(Element data from apps and pages)
___

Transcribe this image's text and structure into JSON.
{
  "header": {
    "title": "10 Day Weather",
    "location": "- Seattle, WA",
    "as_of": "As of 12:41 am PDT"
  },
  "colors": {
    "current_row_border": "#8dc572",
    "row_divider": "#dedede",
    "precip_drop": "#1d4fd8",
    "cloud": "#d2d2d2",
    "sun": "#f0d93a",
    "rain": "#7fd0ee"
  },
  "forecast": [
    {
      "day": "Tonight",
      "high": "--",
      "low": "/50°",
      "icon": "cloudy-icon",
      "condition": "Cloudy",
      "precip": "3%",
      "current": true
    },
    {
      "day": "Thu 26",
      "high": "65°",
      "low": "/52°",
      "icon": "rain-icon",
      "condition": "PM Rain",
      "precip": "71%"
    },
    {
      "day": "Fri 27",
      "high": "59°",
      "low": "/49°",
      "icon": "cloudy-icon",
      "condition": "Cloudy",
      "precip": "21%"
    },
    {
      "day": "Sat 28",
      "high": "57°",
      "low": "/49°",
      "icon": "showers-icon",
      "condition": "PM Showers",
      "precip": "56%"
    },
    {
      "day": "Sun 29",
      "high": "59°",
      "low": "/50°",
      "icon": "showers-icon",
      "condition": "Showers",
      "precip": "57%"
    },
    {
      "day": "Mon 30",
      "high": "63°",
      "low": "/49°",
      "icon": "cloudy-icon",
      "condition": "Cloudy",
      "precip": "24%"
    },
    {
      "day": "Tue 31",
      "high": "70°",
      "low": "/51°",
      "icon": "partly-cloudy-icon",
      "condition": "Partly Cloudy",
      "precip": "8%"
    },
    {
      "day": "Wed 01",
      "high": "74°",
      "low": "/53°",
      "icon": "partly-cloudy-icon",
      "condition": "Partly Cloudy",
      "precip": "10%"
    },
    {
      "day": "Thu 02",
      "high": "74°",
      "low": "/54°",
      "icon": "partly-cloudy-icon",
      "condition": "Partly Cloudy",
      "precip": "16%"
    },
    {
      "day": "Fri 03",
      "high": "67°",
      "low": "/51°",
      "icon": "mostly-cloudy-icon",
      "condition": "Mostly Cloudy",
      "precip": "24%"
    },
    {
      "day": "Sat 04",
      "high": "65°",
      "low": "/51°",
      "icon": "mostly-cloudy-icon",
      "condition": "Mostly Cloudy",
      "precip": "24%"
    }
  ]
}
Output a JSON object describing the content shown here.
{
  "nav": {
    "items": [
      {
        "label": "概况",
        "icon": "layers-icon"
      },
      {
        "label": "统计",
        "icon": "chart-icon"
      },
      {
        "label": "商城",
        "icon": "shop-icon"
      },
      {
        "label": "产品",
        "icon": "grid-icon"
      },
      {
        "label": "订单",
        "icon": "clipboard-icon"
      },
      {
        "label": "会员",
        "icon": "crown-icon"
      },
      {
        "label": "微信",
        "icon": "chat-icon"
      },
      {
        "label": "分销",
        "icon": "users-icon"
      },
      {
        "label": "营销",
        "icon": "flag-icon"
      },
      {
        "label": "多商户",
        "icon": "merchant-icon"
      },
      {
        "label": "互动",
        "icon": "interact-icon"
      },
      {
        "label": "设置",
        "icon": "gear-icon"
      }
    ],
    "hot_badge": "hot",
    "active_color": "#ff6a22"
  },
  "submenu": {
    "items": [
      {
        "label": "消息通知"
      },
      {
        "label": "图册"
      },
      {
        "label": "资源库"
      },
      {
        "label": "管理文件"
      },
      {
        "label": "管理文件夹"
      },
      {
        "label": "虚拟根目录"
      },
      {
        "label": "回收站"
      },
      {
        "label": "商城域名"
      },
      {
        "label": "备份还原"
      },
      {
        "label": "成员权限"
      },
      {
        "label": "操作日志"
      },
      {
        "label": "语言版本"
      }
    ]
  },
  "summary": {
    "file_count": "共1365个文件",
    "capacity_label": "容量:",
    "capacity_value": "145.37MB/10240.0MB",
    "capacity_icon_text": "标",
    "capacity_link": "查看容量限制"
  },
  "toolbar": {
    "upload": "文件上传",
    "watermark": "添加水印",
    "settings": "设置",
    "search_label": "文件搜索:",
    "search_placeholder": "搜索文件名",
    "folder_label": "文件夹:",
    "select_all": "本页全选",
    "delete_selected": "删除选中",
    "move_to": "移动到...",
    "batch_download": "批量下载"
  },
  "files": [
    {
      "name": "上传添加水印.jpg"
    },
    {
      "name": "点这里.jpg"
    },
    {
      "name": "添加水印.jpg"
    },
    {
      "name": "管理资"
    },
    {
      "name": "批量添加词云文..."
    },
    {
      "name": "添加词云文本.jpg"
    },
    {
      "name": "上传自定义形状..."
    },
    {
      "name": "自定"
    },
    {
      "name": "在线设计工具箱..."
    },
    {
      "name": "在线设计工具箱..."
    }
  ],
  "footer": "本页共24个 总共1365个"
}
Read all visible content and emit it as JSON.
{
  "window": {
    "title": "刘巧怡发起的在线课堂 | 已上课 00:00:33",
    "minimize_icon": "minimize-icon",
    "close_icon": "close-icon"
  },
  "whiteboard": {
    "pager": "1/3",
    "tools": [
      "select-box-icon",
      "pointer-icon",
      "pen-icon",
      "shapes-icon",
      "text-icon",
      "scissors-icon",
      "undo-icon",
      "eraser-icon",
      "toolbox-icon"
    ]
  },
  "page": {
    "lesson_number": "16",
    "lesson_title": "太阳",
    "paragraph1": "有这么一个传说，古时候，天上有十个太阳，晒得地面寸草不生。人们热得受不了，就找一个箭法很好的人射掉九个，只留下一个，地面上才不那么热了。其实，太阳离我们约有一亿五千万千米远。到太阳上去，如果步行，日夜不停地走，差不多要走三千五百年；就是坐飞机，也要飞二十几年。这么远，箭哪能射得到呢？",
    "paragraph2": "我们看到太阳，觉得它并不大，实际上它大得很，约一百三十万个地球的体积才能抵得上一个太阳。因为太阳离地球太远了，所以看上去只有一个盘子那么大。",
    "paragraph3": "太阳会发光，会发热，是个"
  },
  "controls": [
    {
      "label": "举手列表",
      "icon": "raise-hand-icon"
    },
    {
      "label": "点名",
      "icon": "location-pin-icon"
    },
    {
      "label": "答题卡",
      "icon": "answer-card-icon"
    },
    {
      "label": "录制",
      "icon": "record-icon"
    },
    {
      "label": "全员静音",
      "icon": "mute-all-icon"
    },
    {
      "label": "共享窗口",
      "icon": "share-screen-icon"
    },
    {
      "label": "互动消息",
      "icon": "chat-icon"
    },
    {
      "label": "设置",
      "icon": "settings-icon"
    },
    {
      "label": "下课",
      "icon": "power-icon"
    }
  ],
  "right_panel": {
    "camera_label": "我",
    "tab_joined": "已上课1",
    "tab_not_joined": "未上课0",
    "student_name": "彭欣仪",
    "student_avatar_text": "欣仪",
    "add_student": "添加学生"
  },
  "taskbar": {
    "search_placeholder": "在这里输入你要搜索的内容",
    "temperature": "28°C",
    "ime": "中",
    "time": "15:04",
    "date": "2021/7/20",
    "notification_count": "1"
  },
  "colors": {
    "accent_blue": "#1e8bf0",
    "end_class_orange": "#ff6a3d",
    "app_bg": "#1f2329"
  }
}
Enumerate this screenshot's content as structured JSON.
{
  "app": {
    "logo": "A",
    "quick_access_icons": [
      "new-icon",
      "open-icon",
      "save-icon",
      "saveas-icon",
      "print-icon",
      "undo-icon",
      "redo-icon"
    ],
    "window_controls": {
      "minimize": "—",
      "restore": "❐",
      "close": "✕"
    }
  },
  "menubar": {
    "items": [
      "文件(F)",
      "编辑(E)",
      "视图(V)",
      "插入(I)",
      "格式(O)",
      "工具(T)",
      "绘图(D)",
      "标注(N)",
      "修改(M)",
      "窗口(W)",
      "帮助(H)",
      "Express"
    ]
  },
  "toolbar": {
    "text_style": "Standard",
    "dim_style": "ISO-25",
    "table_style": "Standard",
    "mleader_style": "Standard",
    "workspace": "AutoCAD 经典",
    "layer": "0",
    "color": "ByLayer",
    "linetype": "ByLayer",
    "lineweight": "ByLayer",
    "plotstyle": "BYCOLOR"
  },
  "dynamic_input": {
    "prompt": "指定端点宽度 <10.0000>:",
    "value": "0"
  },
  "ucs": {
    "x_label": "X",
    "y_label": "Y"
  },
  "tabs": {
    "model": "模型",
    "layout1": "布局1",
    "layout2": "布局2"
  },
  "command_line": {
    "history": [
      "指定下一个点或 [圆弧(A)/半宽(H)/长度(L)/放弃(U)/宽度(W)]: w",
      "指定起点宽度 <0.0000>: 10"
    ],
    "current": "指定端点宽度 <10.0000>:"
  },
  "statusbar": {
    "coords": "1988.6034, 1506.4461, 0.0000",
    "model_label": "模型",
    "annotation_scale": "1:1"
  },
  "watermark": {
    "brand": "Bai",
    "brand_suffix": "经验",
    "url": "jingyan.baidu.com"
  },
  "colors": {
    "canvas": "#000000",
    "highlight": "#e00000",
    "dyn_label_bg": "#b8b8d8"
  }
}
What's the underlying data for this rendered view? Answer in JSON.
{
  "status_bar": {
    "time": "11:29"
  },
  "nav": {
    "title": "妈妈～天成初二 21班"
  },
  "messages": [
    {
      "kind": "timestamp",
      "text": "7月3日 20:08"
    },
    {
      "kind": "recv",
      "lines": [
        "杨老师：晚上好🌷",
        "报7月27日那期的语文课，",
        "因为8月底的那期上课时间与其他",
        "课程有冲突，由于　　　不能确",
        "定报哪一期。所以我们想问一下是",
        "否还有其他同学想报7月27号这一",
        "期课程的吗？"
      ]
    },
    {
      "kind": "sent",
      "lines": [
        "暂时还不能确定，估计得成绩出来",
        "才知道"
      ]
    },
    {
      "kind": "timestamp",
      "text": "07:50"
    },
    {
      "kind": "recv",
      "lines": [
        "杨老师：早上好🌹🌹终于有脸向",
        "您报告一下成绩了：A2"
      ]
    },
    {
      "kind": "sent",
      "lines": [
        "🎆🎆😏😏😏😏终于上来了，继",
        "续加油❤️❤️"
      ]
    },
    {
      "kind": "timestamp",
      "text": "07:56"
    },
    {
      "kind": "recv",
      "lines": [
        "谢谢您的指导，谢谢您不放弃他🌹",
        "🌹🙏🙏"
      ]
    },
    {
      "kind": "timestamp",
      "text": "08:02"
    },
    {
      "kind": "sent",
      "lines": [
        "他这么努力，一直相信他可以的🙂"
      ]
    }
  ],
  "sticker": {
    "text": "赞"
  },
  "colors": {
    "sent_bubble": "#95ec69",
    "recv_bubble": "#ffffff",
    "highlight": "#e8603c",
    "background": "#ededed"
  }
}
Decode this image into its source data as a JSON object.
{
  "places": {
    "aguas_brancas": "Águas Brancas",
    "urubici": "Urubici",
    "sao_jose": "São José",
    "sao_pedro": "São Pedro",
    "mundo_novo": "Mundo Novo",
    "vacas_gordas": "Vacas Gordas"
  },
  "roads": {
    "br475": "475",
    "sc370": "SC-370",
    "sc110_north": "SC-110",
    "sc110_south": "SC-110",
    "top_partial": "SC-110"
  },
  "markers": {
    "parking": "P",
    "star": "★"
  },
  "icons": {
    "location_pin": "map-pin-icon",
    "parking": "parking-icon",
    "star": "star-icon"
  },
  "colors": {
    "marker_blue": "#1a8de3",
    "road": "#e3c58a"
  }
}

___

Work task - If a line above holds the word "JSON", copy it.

Response -
Transcribe this image's text and structure into JSON.
Output a JSON object describing the content shown here.
Read all visible content and emit it as JSON.
Enumerate this screenshot's content as structured JSON.
What's the underlying data for this rendered view? Answer in JSON.
Decode this image into its source data as a JSON object.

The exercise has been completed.